**Required action:** Go through the records and copy each line where the string "icon" occurs.

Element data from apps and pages
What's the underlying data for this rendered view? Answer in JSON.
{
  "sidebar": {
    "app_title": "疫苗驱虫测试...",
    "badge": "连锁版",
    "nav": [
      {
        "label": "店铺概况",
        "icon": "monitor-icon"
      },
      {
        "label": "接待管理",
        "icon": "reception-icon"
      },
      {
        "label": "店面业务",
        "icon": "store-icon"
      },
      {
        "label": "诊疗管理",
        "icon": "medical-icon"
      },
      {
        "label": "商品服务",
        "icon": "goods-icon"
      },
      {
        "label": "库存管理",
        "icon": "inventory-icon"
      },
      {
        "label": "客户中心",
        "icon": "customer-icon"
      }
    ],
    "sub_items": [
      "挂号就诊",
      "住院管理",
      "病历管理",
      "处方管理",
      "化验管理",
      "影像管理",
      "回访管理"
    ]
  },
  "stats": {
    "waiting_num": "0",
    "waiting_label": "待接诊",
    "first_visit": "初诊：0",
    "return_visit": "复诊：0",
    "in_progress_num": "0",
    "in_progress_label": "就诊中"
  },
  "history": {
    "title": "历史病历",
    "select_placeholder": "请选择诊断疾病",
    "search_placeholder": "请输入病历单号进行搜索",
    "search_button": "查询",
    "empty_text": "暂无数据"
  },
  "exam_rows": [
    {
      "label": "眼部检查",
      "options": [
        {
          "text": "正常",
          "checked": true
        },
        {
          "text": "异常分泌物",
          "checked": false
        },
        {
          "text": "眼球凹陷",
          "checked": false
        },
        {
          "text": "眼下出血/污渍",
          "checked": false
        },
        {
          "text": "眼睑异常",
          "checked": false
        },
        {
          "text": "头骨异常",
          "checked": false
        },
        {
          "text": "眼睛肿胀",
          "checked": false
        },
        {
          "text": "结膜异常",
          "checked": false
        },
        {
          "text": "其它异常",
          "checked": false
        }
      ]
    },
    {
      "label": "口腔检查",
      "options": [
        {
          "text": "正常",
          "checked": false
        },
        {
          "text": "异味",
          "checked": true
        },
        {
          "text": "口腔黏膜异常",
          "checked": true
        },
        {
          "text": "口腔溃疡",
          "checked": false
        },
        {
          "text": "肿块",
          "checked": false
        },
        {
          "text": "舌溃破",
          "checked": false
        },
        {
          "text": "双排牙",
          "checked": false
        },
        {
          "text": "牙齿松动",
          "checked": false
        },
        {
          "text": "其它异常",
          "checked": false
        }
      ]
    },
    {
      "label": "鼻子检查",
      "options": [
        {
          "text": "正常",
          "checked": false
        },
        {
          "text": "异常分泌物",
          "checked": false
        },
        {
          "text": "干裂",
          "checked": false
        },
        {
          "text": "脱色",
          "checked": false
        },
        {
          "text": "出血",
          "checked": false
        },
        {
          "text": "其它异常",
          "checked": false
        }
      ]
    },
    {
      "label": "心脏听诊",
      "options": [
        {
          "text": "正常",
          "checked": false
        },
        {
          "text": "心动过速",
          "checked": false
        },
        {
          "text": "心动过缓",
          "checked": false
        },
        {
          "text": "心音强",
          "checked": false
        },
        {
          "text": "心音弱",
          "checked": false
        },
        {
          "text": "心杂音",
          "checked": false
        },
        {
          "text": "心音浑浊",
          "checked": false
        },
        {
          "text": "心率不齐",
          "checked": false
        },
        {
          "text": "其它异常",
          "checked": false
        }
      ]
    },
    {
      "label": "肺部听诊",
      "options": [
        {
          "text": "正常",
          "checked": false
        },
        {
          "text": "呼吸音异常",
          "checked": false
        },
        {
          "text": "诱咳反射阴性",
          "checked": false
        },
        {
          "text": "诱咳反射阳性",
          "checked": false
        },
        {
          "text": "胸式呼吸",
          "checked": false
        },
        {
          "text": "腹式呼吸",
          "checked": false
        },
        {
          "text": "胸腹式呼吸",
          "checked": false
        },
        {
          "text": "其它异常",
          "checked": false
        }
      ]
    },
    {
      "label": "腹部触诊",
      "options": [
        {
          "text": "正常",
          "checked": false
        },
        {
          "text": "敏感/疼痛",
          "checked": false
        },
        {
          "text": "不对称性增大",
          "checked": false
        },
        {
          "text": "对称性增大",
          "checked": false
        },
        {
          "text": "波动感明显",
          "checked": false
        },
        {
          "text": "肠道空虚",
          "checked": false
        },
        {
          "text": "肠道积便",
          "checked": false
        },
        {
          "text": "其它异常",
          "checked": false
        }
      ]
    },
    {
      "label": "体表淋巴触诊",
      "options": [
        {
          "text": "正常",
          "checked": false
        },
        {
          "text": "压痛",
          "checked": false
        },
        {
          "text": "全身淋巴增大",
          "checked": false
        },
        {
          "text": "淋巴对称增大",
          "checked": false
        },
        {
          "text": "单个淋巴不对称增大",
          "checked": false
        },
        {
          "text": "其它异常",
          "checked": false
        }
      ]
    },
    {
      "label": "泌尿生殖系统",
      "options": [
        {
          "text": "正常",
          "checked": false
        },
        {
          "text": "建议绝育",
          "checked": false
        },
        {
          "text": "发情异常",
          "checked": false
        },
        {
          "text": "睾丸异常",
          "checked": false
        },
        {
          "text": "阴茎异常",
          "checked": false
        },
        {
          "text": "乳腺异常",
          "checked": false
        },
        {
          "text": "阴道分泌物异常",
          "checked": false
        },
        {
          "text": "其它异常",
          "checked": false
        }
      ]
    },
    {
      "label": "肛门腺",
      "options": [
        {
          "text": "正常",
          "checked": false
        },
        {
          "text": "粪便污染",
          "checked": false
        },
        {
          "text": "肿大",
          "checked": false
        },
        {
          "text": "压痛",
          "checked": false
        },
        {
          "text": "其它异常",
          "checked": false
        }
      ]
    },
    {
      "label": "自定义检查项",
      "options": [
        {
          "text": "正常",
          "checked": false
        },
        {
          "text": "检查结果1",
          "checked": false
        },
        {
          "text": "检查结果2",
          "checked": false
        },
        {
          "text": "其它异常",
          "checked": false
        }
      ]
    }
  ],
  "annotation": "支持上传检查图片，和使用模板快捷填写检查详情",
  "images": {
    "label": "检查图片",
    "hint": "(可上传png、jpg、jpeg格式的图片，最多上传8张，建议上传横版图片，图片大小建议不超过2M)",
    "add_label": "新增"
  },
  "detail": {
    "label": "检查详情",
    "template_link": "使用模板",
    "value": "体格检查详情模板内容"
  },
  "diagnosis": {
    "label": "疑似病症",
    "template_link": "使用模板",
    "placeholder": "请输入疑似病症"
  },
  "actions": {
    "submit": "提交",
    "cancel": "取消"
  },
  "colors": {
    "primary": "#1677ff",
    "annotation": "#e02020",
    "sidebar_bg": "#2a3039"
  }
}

**Task answer:**
        "icon": "monitor-icon"
        "icon": "reception-icon"
        "icon": "store-icon"
        "icon": "medical-icon"
        "icon": "goods-icon"
        "icon": "inventory-icon"
        "icon": "customer-icon"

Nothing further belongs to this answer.